I can still clearly remember how it happened. It was summertime and I really wanted to learn so badly. I already knew how to ride the bike with a sidecar, and I wanted to level up. All day, I nagged my father to teach me until he said yes. That afternoon, my dad detached my grandfather’s bike from its sidecar and he started to teach me. The road in front of our family house was dusty but I didn’t mind. All I wanted was to learn to ride the single bike so I can join my friends and neighbors in their biking adventures. For the next few hours, he patiently held the bike while I pedaled and tried to balance. After a few meters, he would let go of the bike but he would still be running after me just in case I fell. We did it again and again, but I always lost balance after a few meters.
Come dusk, Dad told me it was time to end the day’s bike training. I didn’t want to stop. I just couldn’t give up. So I told him to go home ahead. When he was gone, I told myself that I could do it even if I have to learn on my own. I mounted the bike, put my right foot on the right pedal, pushed forward and tried to balance as I pedaled my way down the dusty road. But because it was getting really dark, I didn’t notice the big stone along the road. I lost my balance, crashed and got a scraped knee. It was painful, but it didn’t stop me from getting up and mounting the bike again. This time, I told myself to try one last time.

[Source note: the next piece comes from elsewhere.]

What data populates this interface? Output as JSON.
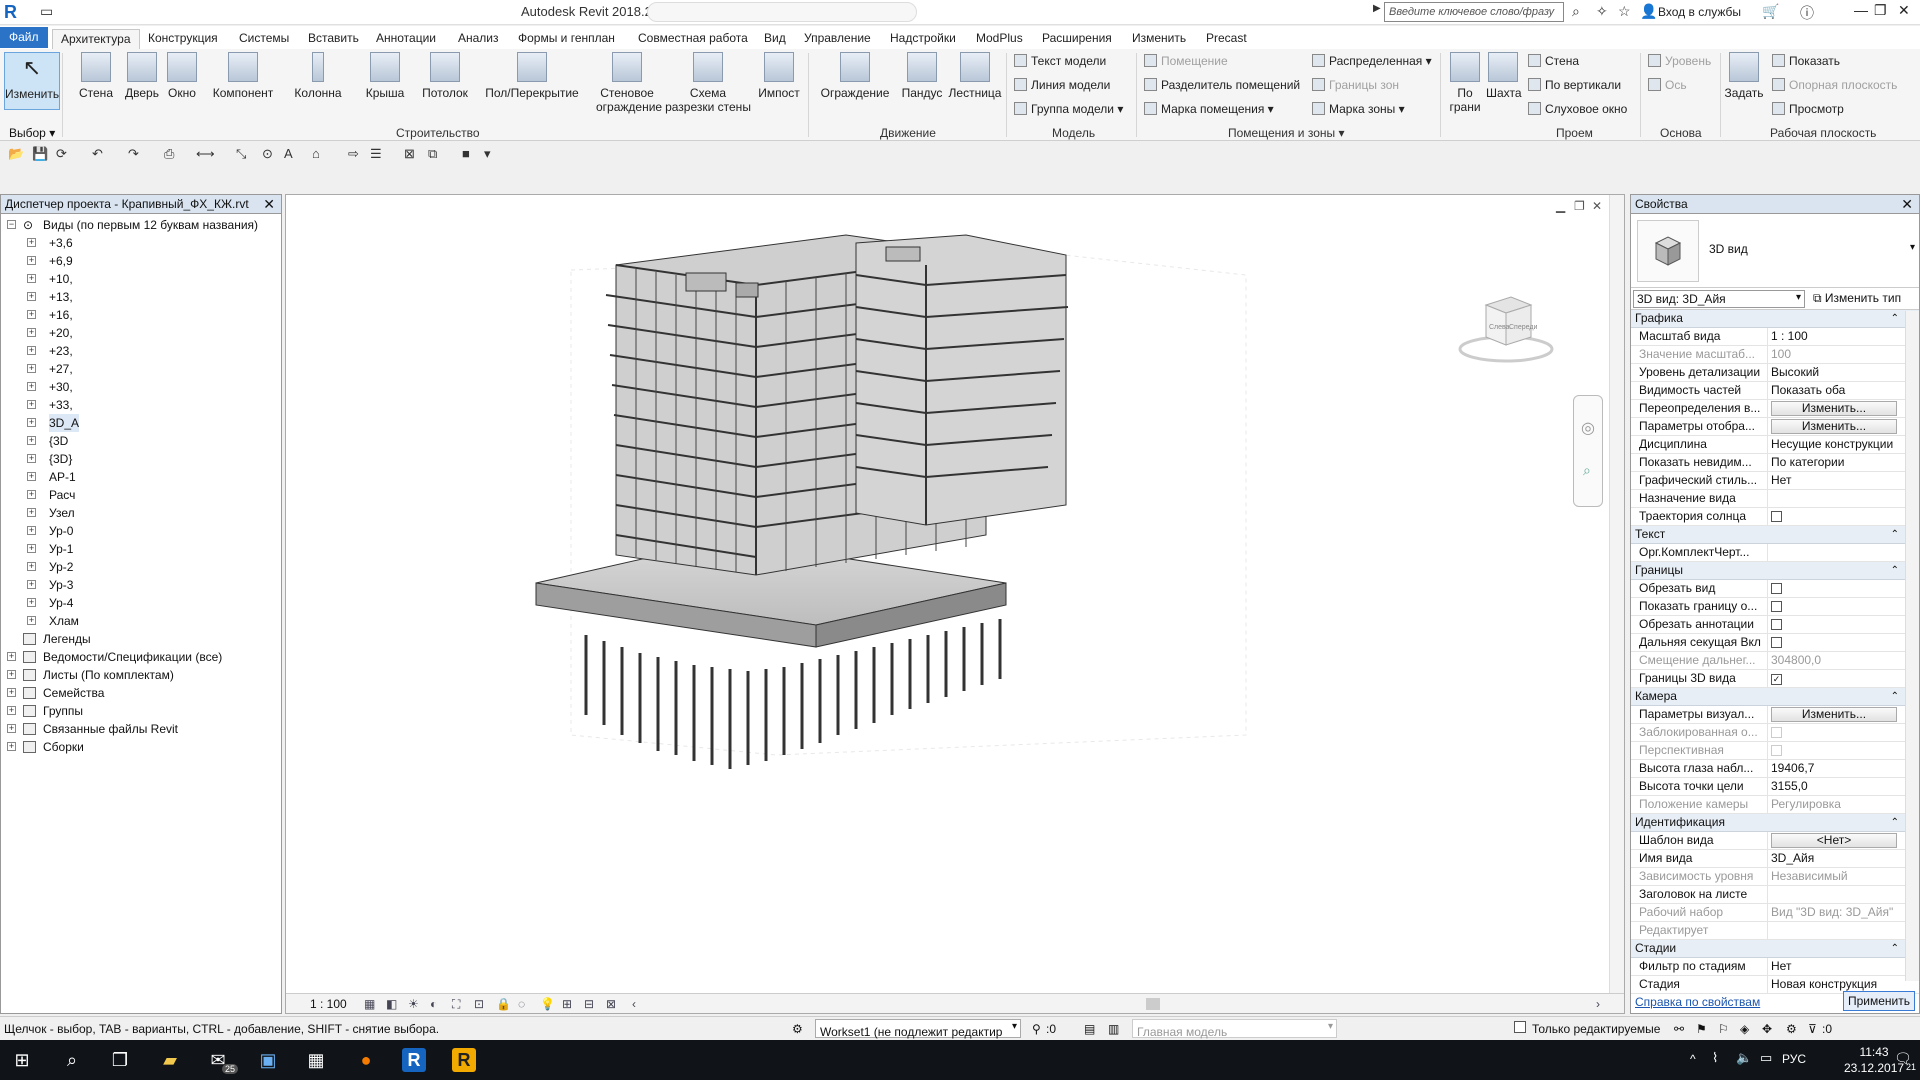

I summoned all the strength and courage in me, took a deep breath, and started pedaling. You know what happened next. I did it. I finally learned to ride a single bicycle. Hurray!

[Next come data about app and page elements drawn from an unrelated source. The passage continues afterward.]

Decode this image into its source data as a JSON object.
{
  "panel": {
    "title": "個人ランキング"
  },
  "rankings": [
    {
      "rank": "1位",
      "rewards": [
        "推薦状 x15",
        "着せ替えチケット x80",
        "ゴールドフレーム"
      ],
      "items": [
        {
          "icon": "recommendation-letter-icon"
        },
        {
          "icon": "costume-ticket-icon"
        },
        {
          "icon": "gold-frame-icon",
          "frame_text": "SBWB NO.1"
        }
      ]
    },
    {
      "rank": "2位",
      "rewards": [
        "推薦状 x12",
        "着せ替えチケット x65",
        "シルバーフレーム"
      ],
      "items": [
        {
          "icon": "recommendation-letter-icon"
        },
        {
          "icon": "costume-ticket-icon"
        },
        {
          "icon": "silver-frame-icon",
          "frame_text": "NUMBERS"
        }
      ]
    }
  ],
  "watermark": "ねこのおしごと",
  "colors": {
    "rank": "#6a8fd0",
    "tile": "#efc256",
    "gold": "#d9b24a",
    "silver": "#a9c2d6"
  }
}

See, it takes courage and perseverance to realize a dream, coupled with guidance from other people and from God. But it must all start with your decision to pursue what it is you want to do. Sometimes it’s hard to start, sometimes it’s even painful, but you won’t go any far unless you take that first step.
I’ve always wanted to be a writer of children’s storybooks. This is one of my first attempts at it. I’ll try to translate it to English soon.

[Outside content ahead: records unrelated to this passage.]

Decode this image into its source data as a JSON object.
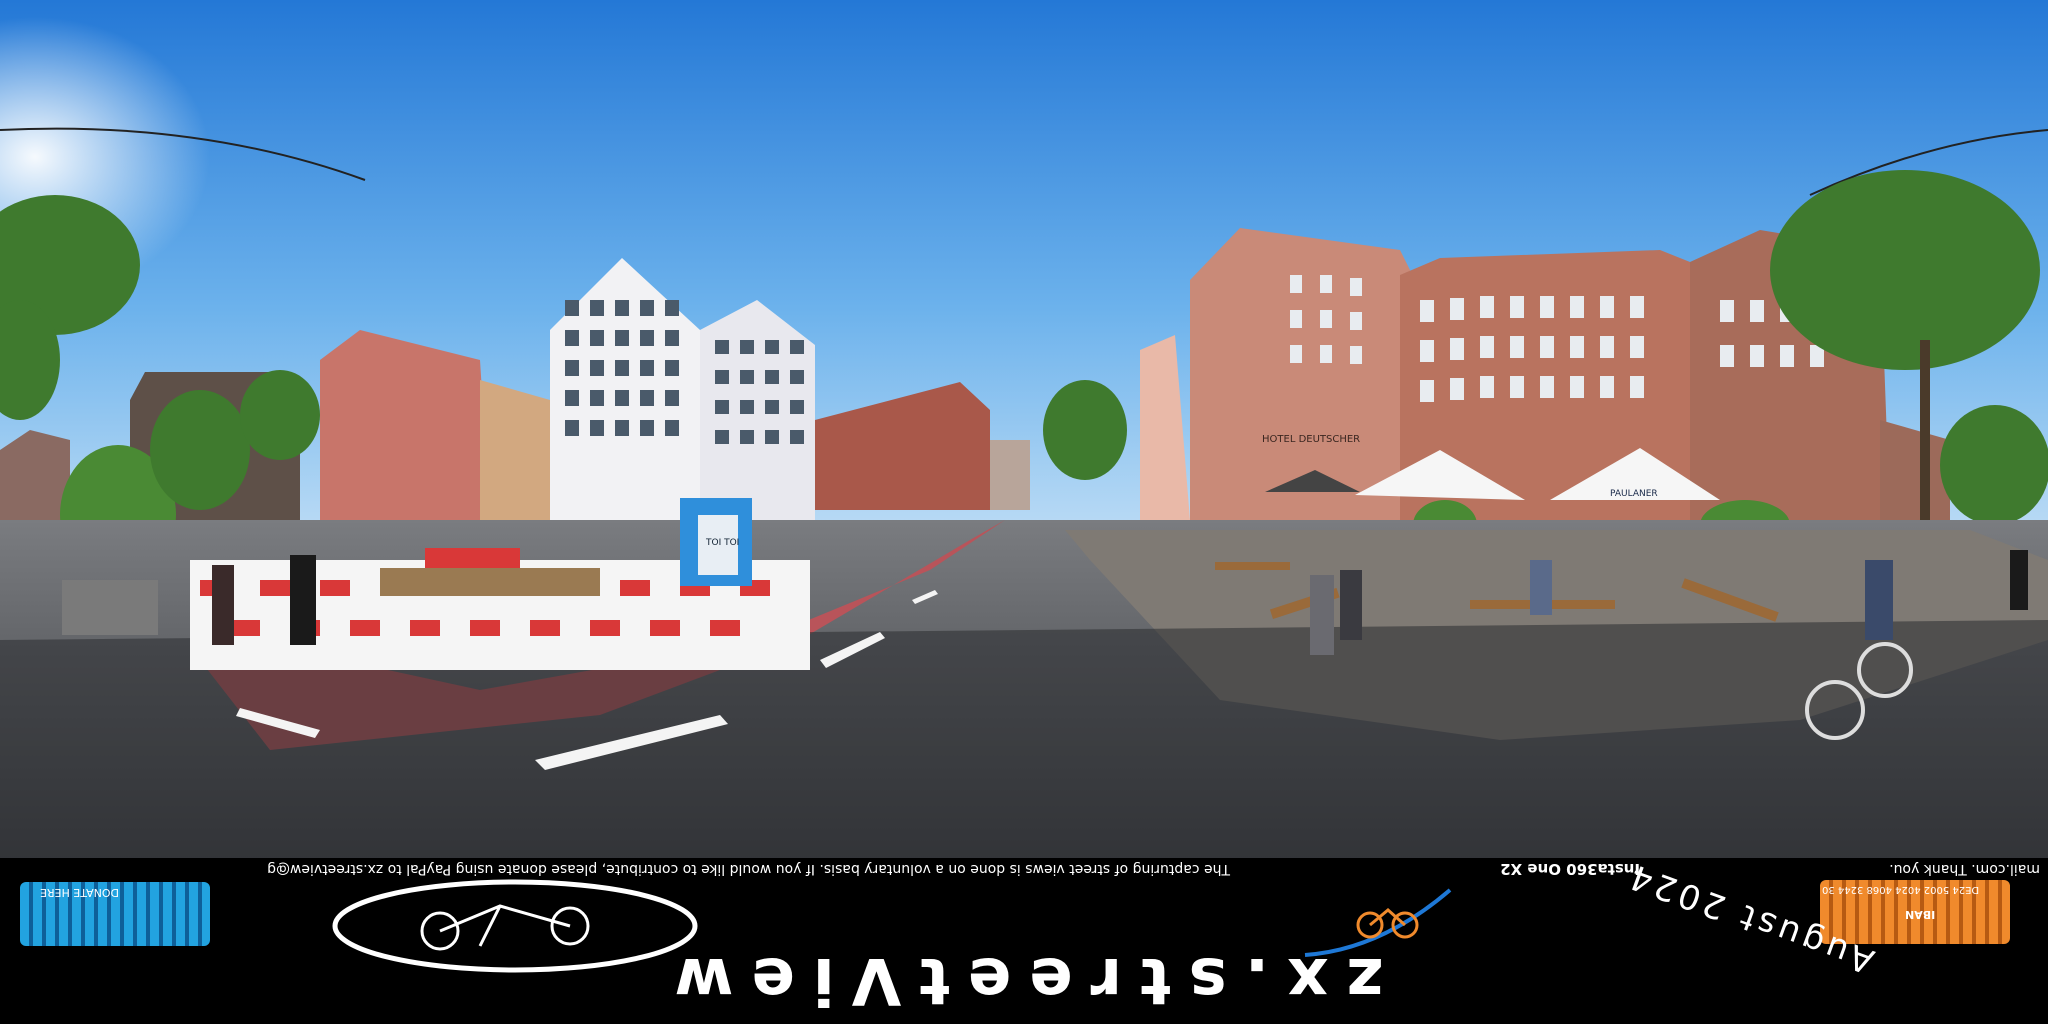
{
  "scene": {
    "description_tag": "equirectangular-street-panorama",
    "colors": {
      "sky_top": "#2a86dd",
      "sky_horizon": "#a9d2f2",
      "asphalt": "#4a4c50",
      "bike_lane": "#b9545a",
      "sandstone": "#c98a78",
      "foliage": "#3f7a2e"
    },
    "signs": {
      "hotel_sign": "HOTEL DEUTSCHER",
      "umbrella_brand": "PAULANER",
      "toilet_label": "TOI TOI"
    }
  },
  "banner": {
    "donate_text": "The capturing of street views is done on a voluntary basis. If you would like to contribute, please donate using PayPal to zx.streetview@g",
    "donate_text_right": "mail.com. Thank you.",
    "camera": "Insta360 One X2",
    "date": "August 2024",
    "logo_text": "zx.streetView",
    "paypal_label": "DONATE HERE",
    "iban_label": "IBAN",
    "iban_value": "DE24 5002 4024 4068 3244 30",
    "colors": {
      "paypal_qr": "#22a3e0",
      "iban_qr": "#f08a2c",
      "arc": "#1e78d6"
    }
  }
}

Title: Kaya Ko Kaya?
Akyat. Baba. Akyat. Baba.
Kunot noong pinagmamasdan ni Tatay Angelino ang kanyang sampung taong gulang na anak na si Nina habang akyat-baba ito sa kanilang hagdan. “Anak, ano bang nangyayari sa iyo at parang hindi ka mapakali?” nag-aalalang sabi niya.
“Papa, hindi ko talaga kaya! Gusto ko pero natatakot ako,” hindi matiyak ni Nina kung sasabihin ba niya sa ama ang kanyang problema.
“Naku, may problema pala ang aking anak! Bakit hindi mo sabihin kay Papa at baka matulungan ka niya,” may lambing ang boses ni Tatay Angelino.
“Sasabihin ko ba sa kanya?” tanong ni Nina sa sarili. “Errr…eh kasi Papa inannounce ni Teacher Norma sa klase na may Poster-Making contest na naman sa school namin. Gusto ko sanang sumali kaya lang hindi ko yata kaya,” paliwanag ni Nina.
Napangiti si Tatay Angelino. “Anak, bakit hindi mo subukan. Naniniwala ako sa iyong kakayahan. Kayang kaya mo yun!”
“Papa, natatakot nga ako! Baka hindi nila magustuhan ang drawing ko. Baka pagtawanan lang nila ako. Nakakahiya! Saka alam ko namang may mas magaling pa sakin magdrawing sa klase,” sabi ni Nina.
Niyakap ng mahigpit ni Tatay Angelino si Nina. “Anak, hindi mahalaga kung ano ang sasabihin ng iba. Ang importante, sundin mo ang sinasabi ng iyong puso at kung saan ka masaya. Kung gusto mong lumikha ng mga magagandang larawan, gawin mo ito. Dahil ipinagkaloob ito ng Diyos sa iyo at kailangan mong ibahagi sa iba.”
Mahigpit na yumakap si Nina sa kanyang ama. Bukas na bukas din, alam na niya ang kanyang gagawin.